All the lines below should be set down exactly, with no picture carried into the copy.
-- -- --
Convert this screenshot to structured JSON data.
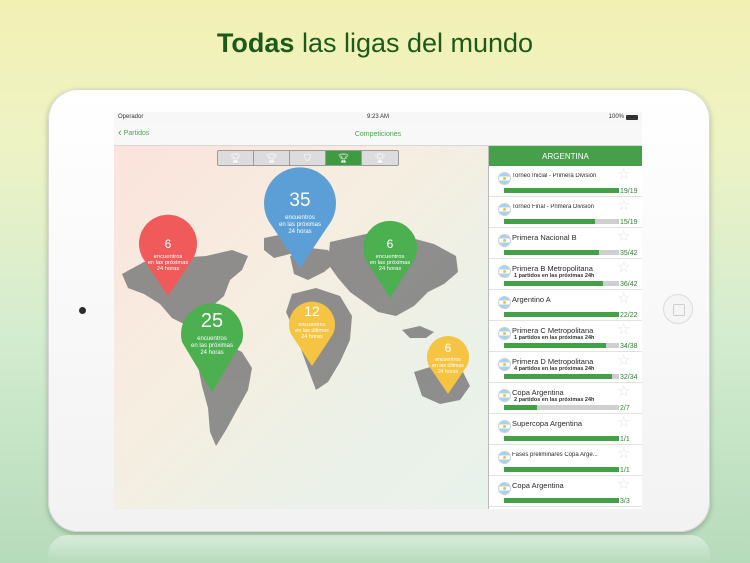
{
  "headline": {
    "bold": "Todas",
    "rest": " las ligas del mundo"
  },
  "status_bar": {
    "carrier": "Operador",
    "time": "9:23 AM",
    "battery": "100%"
  },
  "nav": {
    "back_label": "Partidos",
    "title": "Competiciones"
  },
  "segment_tabs": [
    {
      "icon": "trophy-icon",
      "active": false
    },
    {
      "icon": "trophy-icon",
      "active": false
    },
    {
      "icon": "shield-trophy-icon",
      "active": false
    },
    {
      "icon": "trophy-icon",
      "active": true
    },
    {
      "icon": "trophy-icon",
      "active": false
    }
  ],
  "colors": {
    "green": "#4caf50",
    "blue": "#5b9fd6",
    "red": "#f05a5a",
    "yellow": "#f6c443",
    "accent": "#46a049"
  },
  "pins": [
    {
      "number": "35",
      "lines": [
        "encuentros",
        "en las próximas",
        "24 horas"
      ],
      "color": "#5b9fd6"
    },
    {
      "number": "6",
      "lines": [
        "encuentros",
        "en las próximas",
        "24 horas"
      ],
      "color": "#f05a5a"
    },
    {
      "number": "6",
      "lines": [
        "encuentros",
        "en las próximas",
        "24 horas"
      ],
      "color": "#4caf50"
    },
    {
      "number": "25",
      "lines": [
        "encuentros",
        "en las próximas",
        "24 horas"
      ],
      "color": "#4caf50"
    },
    {
      "number": "12",
      "lines": [
        "encuentros",
        "en las últimas",
        "24 horas"
      ],
      "color": "#f6c443"
    },
    {
      "number": "6",
      "lines": [
        "encuentros",
        "en las últimas",
        "24 horas"
      ],
      "color": "#f6c443"
    }
  ],
  "sidebar": {
    "title": "ARGENTINA",
    "competitions": [
      {
        "name": "Torneo Inicial - Primera División",
        "small": true,
        "sub": "",
        "count": "19/19",
        "progress": 1.0
      },
      {
        "name": "Torneo Final - Primera División",
        "small": true,
        "sub": "",
        "count": "15/19",
        "progress": 0.79
      },
      {
        "name": "Primera Nacional B",
        "small": false,
        "sub": "",
        "count": "35/42",
        "progress": 0.83
      },
      {
        "name": "Primera B Metropolitana",
        "small": false,
        "sub": "1 partidos en las próximas 24h",
        "count": "36/42",
        "progress": 0.86
      },
      {
        "name": "Argentino A",
        "small": false,
        "sub": "",
        "count": "22/22",
        "progress": 1.0
      },
      {
        "name": "Primera C Metropolitana",
        "small": false,
        "sub": "1 partidos en las próximas 24h",
        "count": "34/38",
        "progress": 0.89
      },
      {
        "name": "Primera D Metropolitana",
        "small": false,
        "sub": "4 partidos en las próximas 24h",
        "count": "32/34",
        "progress": 0.94
      },
      {
        "name": "Copa Argentina",
        "small": false,
        "sub": "2 partidos en las próximas 24h",
        "count": "2/7",
        "progress": 0.29
      },
      {
        "name": "Supercopa Argentina",
        "small": false,
        "sub": "",
        "count": "1/1",
        "progress": 1.0
      },
      {
        "name": "Fases preliminares Copa Arge...",
        "small": true,
        "sub": "",
        "count": "1/1",
        "progress": 1.0
      },
      {
        "name": "Copa Argentina",
        "small": false,
        "sub": "",
        "count": "3/3",
        "progress": 1.0
      }
    ]
  }
}
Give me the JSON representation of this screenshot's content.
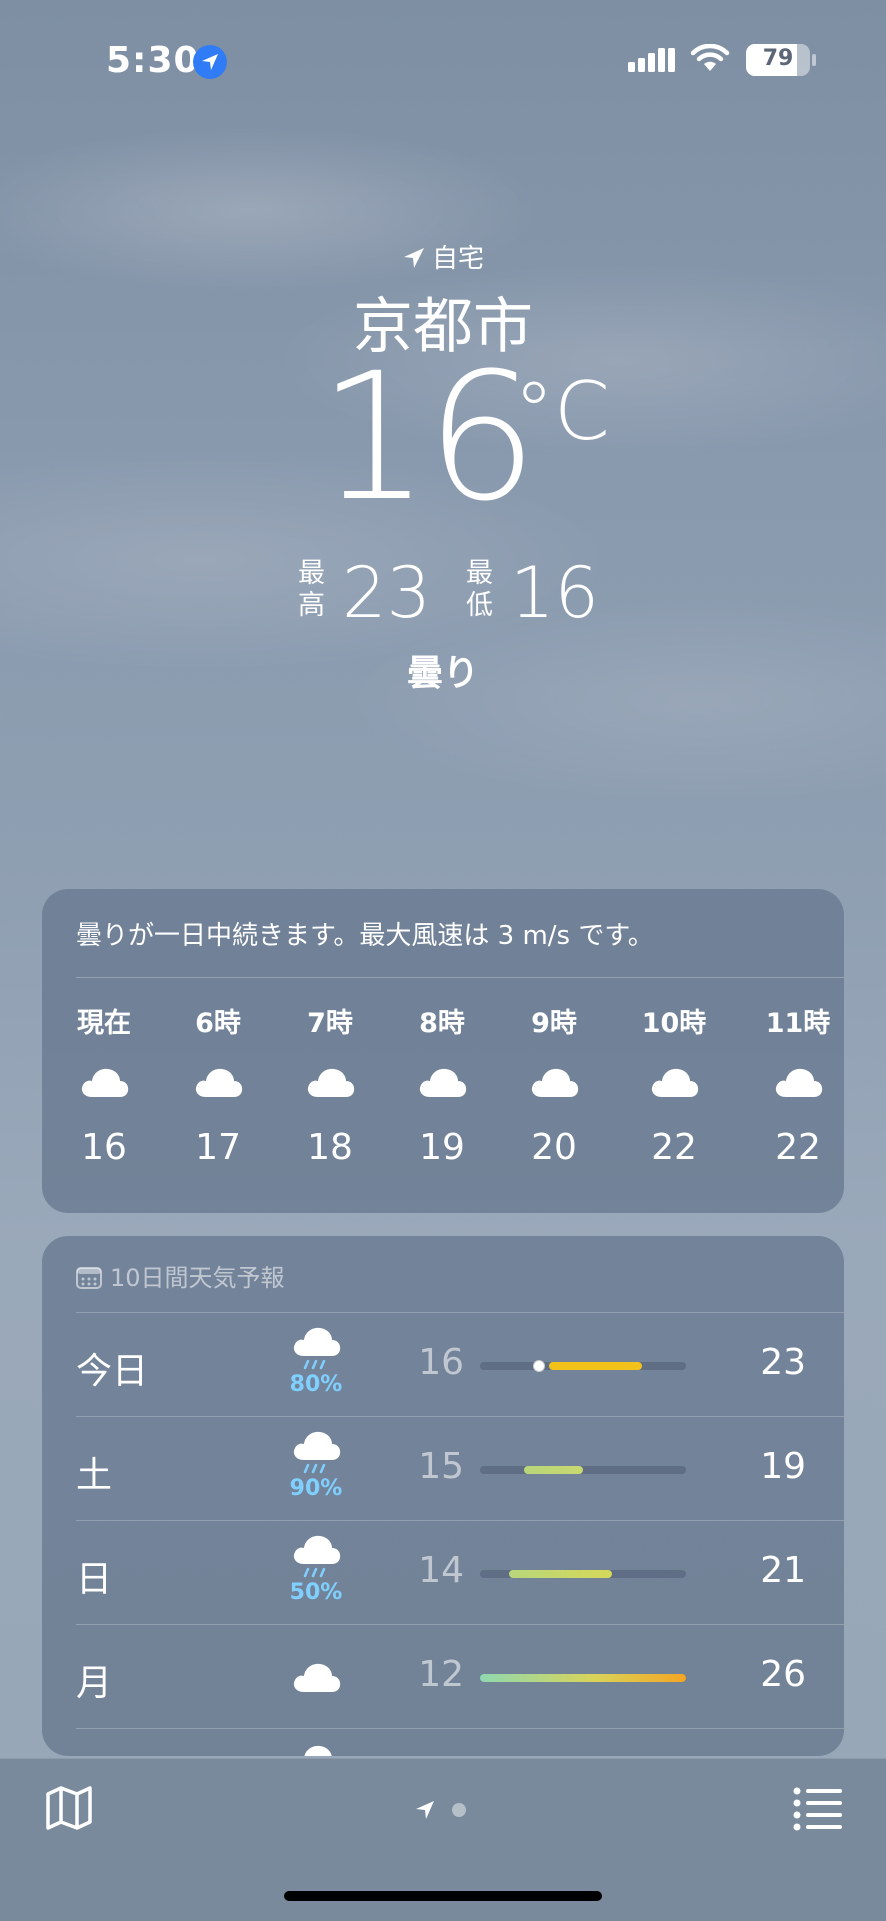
{
  "status_bar": {
    "time": "5:30",
    "battery": "79",
    "battery_level": 0.79
  },
  "header": {
    "home_label": "自宅",
    "city": "京都市",
    "temperature": "16",
    "unit": "°C",
    "high_label": "最高",
    "high": "23",
    "low_label": "最低",
    "low": "16",
    "condition": "曇り"
  },
  "hourly": {
    "summary": "曇りが一日中続きます。最大風速は 3 m/s です。",
    "items": [
      {
        "label": "現在",
        "icon": "cloud-icon",
        "temp": "16"
      },
      {
        "label": "6時",
        "icon": "cloud-icon",
        "temp": "17"
      },
      {
        "label": "7時",
        "icon": "cloud-icon",
        "temp": "18"
      },
      {
        "label": "8時",
        "icon": "cloud-icon",
        "temp": "19"
      },
      {
        "label": "9時",
        "icon": "cloud-icon",
        "temp": "20"
      },
      {
        "label": "10時",
        "icon": "cloud-icon",
        "temp": "22"
      },
      {
        "label": "11時",
        "icon": "cloud-icon",
        "temp": "22"
      }
    ]
  },
  "daily": {
    "title": "10日間天気予報",
    "range_min": 12,
    "range_max": 26,
    "days": [
      {
        "day": "今日",
        "icon": "cloud-rain-icon",
        "precip": "80%",
        "low": "16",
        "high": "23",
        "current": 16
      },
      {
        "day": "土",
        "icon": "cloud-rain-icon",
        "precip": "90%",
        "low": "15",
        "high": "19"
      },
      {
        "day": "日",
        "icon": "cloud-rain-icon",
        "precip": "50%",
        "low": "14",
        "high": "21"
      },
      {
        "day": "月",
        "icon": "cloud-icon",
        "precip": "",
        "low": "12",
        "high": "26"
      }
    ]
  },
  "colors": {
    "accent_blue": "#2f7cf6",
    "precip_blue": "#7fd0ff",
    "bar_yellow": "#f2c21b",
    "bar_green": "#b8d67a",
    "bar_orange": "#f5a623",
    "bar_teal": "#8fd8b0"
  }
}
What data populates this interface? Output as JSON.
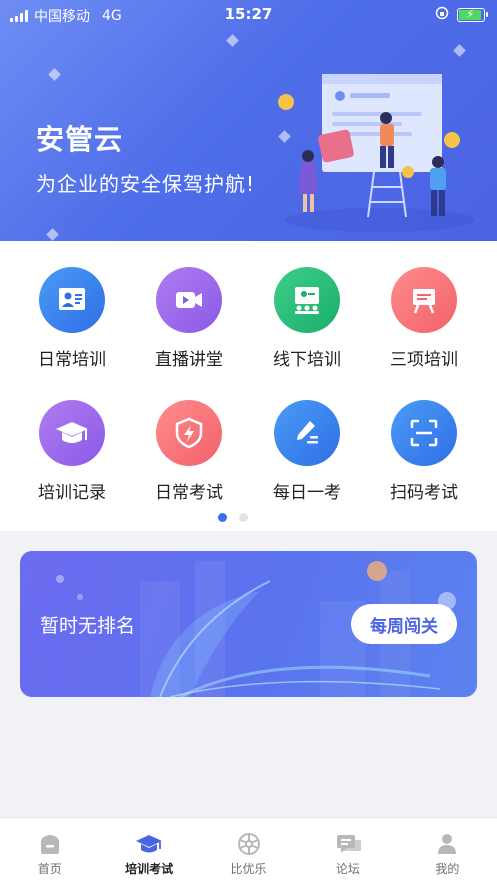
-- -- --
▶ Result of the task
Convert this screenshot to structured JSON data.
{
  "headline": {
    "bold": "Todas",
    "rest": " las ligas del mundo"
  },
  "status_bar": {
    "carrier": "Operador",
    "time": "9:23 AM",
    "battery": "100%"
  },
  "nav": {
    "back_label": "Partidos",
    "title": "Competiciones"
  },
  "segment_tabs": [
    {
      "icon": "trophy-icon",
      "active": false
    },
    {
      "icon": "trophy-icon",
      "active": false
    },
    {
      "icon": "shield-trophy-icon",
      "active": false
    },
    {
      "icon": "trophy-icon",
      "active": true
    },
    {
      "icon": "trophy-icon",
      "active": false
    }
  ],
  "colors": {
    "green": "#4caf50",
    "blue": "#5b9fd6",
    "red": "#f05a5a",
    "yellow": "#f6c443",
    "accent": "#46a049"
  },
  "pins": [
    {
      "number": "35",
      "lines": [
        "encuentros",
        "en las próximas",
        "24 horas"
      ],
      "color": "#5b9fd6"
    },
    {
      "number": "6",
      "lines": [
        "encuentros",
        "en las próximas",
        "24 horas"
      ],
      "color": "#f05a5a"
    },
    {
      "number": "6",
      "lines": [
        "encuentros",
        "en las próximas",
        "24 horas"
      ],
      "color": "#4caf50"
    },
    {
      "number": "25",
      "lines": [
        "encuentros",
        "en las próximas",
        "24 horas"
      ],
      "color": "#4caf50"
    },
    {
      "number": "12",
      "lines": [
        "encuentros",
        "en las últimas",
        "24 horas"
      ],
      "color": "#f6c443"
    },
    {
      "number": "6",
      "lines": [
        "encuentros",
        "en las últimas",
        "24 horas"
      ],
      "color": "#f6c443"
    }
  ],
  "sidebar": {
    "title": "ARGENTINA",
    "competitions": [
      {
        "name": "Torneo Inicial - Primera División",
        "small": true,
        "sub": "",
        "count": "19/19",
        "progress": 1.0
      },
      {
        "name": "Torneo Final - Primera División",
        "small": true,
        "sub": "",
        "count": "15/19",
        "progress": 0.79
      },
      {
        "name": "Primera Nacional B",
        "small": false,
        "sub": "",
        "count": "35/42",
        "progress": 0.83
      },
      {
        "name": "Primera B Metropolitana",
        "small": false,
        "sub": "1 partidos en las próximas 24h",
        "count": "36/42",
        "progress": 0.86
      },
      {
        "name": "Argentino A",
        "small": false,
        "sub": "",
        "count": "22/22",
        "progress": 1.0
      },
      {
        "name": "Primera C Metropolitana",
        "small": false,
        "sub": "1 partidos en las próximas 24h",
        "count": "34/38",
        "progress": 0.89
      },
      {
        "name": "Primera D Metropolitana",
        "small": false,
        "sub": "4 partidos en las próximas 24h",
        "count": "32/34",
        "progress": 0.94
      },
      {
        "name": "Copa Argentina",
        "small": false,
        "sub": "2 partidos en las próximas 24h",
        "count": "2/7",
        "progress": 0.29
      },
      {
        "name": "Supercopa Argentina",
        "small": false,
        "sub": "",
        "count": "1/1",
        "progress": 1.0
      },
      {
        "name": "Fases preliminares Copa Arge...",
        "small": true,
        "sub": "",
        "count": "1/1",
        "progress": 1.0
      },
      {
        "name": "Copa Argentina",
        "small": false,
        "sub": "",
        "count": "3/3",
        "progress": 1.0
      }
    ]
  }
}
Give me the JSON representation of this screenshot's content.
{
  "status_bar": {
    "time": "5:30",
    "battery": "79",
    "battery_level": 0.79
  },
  "header": {
    "home_label": "自宅",
    "city": "京都市",
    "temperature": "16",
    "unit": "°C",
    "high_label": "最高",
    "high": "23",
    "low_label": "最低",
    "low": "16",
    "condition": "曇り"
  },
  "hourly": {
    "summary": "曇りが一日中続きます。最大風速は 3 m/s です。",
    "items": [
      {
        "label": "現在",
        "icon": "cloud-icon",
        "temp": "16"
      },
      {
        "label": "6時",
        "icon": "cloud-icon",
        "temp": "17"
      },
      {
        "label": "7時",
        "icon": "cloud-icon",
        "temp": "18"
      },
      {
        "label": "8時",
        "icon": "cloud-icon",
        "temp": "19"
      },
      {
        "label": "9時",
        "icon": "cloud-icon",
        "temp": "20"
      },
      {
        "label": "10時",
        "icon": "cloud-icon",
        "temp": "22"
      },
      {
        "label": "11時",
        "icon": "cloud-icon",
        "temp": "22"
      }
    ]
  },
  "daily": {
    "title": "10日間天気予報",
    "range_min": 12,
    "range_max": 26,
    "days": [
      {
        "day": "今日",
        "icon": "cloud-rain-icon",
        "precip": "80%",
        "low": "16",
        "high": "23",
        "current": 16
      },
      {
        "day": "土",
        "icon": "cloud-rain-icon",
        "precip": "90%",
        "low": "15",
        "high": "19"
      },
      {
        "day": "日",
        "icon": "cloud-rain-icon",
        "precip": "50%",
        "low": "14",
        "high": "21"
      },
      {
        "day": "月",
        "icon": "cloud-icon",
        "precip": "",
        "low": "12",
        "high": "26"
      }
    ]
  },
  "colors": {
    "accent_blue": "#2f7cf6",
    "precip_blue": "#7fd0ff",
    "bar_yellow": "#f2c21b",
    "bar_green": "#b8d67a",
    "bar_orange": "#f5a623",
    "bar_teal": "#8fd8b0"
  }
}
What data populates this interface? Output as JSON.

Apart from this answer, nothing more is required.